START DATA SECTION

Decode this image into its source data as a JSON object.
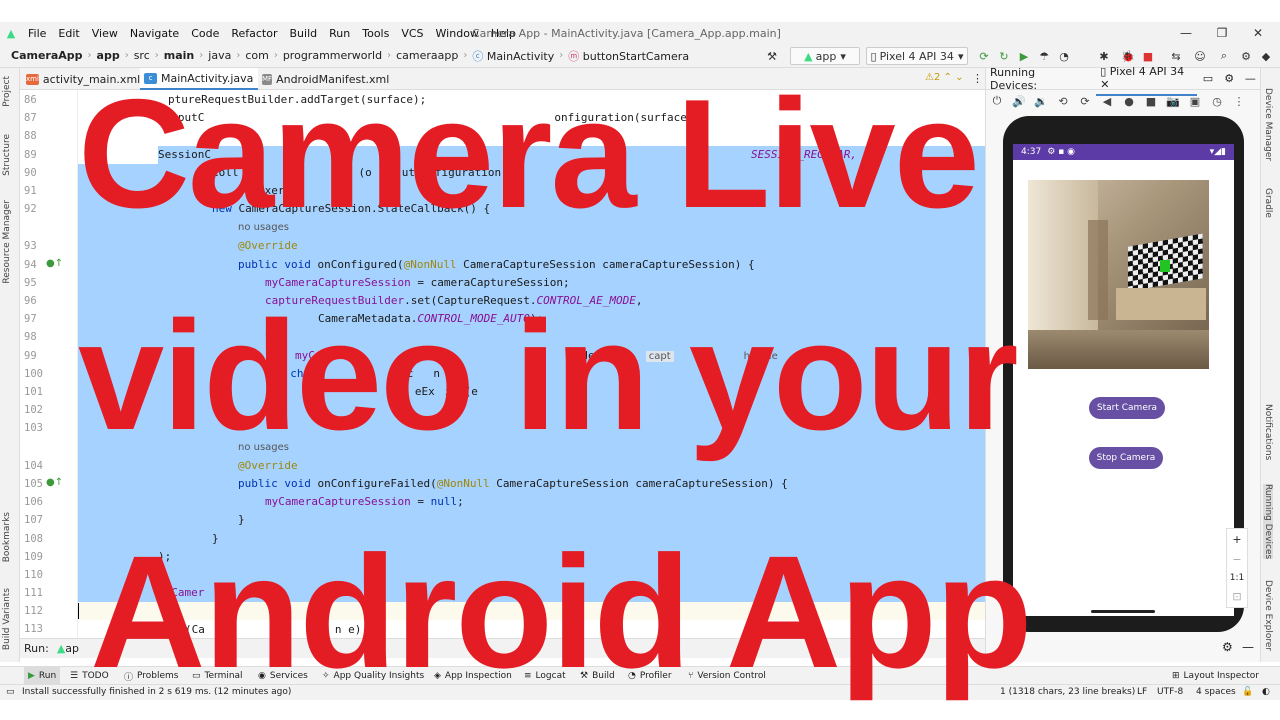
{
  "window": {
    "title": "Camera App - MainActivity.java [Camera_App.app.main]"
  },
  "menu": [
    "File",
    "Edit",
    "View",
    "Navigate",
    "Code",
    "Refactor",
    "Build",
    "Run",
    "Tools",
    "VCS",
    "Window",
    "Help"
  ],
  "breadcrumb": [
    "CameraApp",
    "app",
    "src",
    "main",
    "java",
    "com",
    "programmerworld",
    "cameraapp",
    "MainActivity",
    "buttonStartCamera"
  ],
  "toolbar": {
    "run_config": "app",
    "device": "Pixel 4 API 34"
  },
  "sidebar_left": {
    "project": "Project",
    "structure": "Structure",
    "resource_manager": "Resource Manager",
    "bookmarks": "Bookmarks",
    "build_variants": "Build Variants"
  },
  "sidebar_right": {
    "device_manager": "Device Manager",
    "gradle": "Gradle",
    "notifications": "Notifications",
    "running_devices": "Running Devices",
    "device_explorer": "Device Explorer"
  },
  "tabs": [
    {
      "label": "activity_main.xml",
      "icon": "xml-file-icon"
    },
    {
      "label": "MainActivity.java",
      "icon": "java-class-icon"
    },
    {
      "label": "AndroidManifest.xml",
      "icon": "manifest-file-icon"
    }
  ],
  "editor": {
    "warnings": "2",
    "line_numbers": [
      "86",
      "87",
      "88",
      "89",
      "90",
      "91",
      "92",
      "",
      "93",
      "94",
      "95",
      "96",
      "97",
      "98",
      "99",
      "100",
      "101",
      "102",
      "103",
      "",
      "104",
      "105",
      "106",
      "107",
      "108",
      "109",
      "110",
      "111",
      "112",
      "113"
    ],
    "usage_hint": "no usages",
    "code": {
      "l86": "ptureRequestBuilder.addTarget(surface);",
      "l87": "OutputC",
      "l87b": "onfiguration(surface);",
      "l89": "SessionC",
      "l89b": "SESSION_REGULAR,",
      "l90": "Coll",
      "l90b": "(o",
      "l90c": "utConfiguration),",
      "l91": "Exe",
      "l91b": "r(),",
      "l92a": "new",
      "l92b": " CameraCaptureSession.StateCallback() {",
      "l93": "@Override",
      "l94a": "public void",
      "l94b": " onConfigured(",
      "l94c": "@NonNull",
      "l94d": " CameraCaptureSession cameraCaptureSession) {",
      "l95a": "myCameraCaptureSession",
      "l95b": " = cameraCaptureSession;",
      "l96a": "captureRequestBuilder",
      "l96b": ".set(CaptureRequest.",
      "l96c": "CONTROL_AE_MODE",
      "l96d": ",",
      "l97a": "CameraMetadata.",
      "l97b": "CONTROL_MODE_AUTO",
      "l97c": ");",
      "l98": "tr",
      "l99a": "myCam",
      "l99b": "ewuestB",
      "l99c": "ilder.bui",
      "l99d": "capt",
      "l99e": "handle",
      "l100": "} ",
      "l100b": "ch",
      "l100c": "Exc",
      "l100d": "n e",
      "l101": "row",
      "l101b": "eEx",
      "l101c": "ion(e",
      "l102": "}",
      "l104": "@Override",
      "l105a": "public void",
      "l105b": " onConfigureFailed(",
      "l105c": "@NonNull",
      "l105d": " CameraCaptureSession cameraCaptureSession) {",
      "l106a": "myCameraCaptureSession",
      "l106b": " = ",
      "l106c": "null",
      "l106d": ";",
      "l107": "}",
      "l108": "}",
      "l109": ");",
      "l111a": "myCamer",
      "l111b": "teC",
      "l111c": "on(s",
      "l113": "(Ca",
      "l113b": "n e)"
    }
  },
  "devices": {
    "label": "Running Devices:",
    "device_tab": "Pixel 4 API 34"
  },
  "phone": {
    "time": "4:37",
    "start_button": "Start Camera",
    "stop_button": "Stop Camera"
  },
  "zoom": {
    "plus": "+",
    "minus": "−",
    "one_to_one": "1:1"
  },
  "run_panel": {
    "label": "Run:",
    "config": "ap"
  },
  "bottom_tools": [
    "Run",
    "TODO",
    "Problems",
    "Terminal",
    "Services",
    "App Quality Insights",
    "App Inspection",
    "Logcat",
    "Build",
    "Profiler",
    "Version Control",
    "Layout Inspector"
  ],
  "status": {
    "message": "Install successfully finished in 2 s 619 ms. (12 minutes ago)",
    "selection": "1 (1318 chars, 23 line breaks)",
    "line_ending": "LF",
    "encoding": "UTF-8",
    "indent": "4 spaces"
  },
  "overlay": {
    "line1": "Camera Live",
    "line2": "video in your",
    "line3": "Android App",
    "color": "#e41c24"
  }
}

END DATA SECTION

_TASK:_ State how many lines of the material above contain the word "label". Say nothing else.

_EXERCISE RESPONSE:_ 5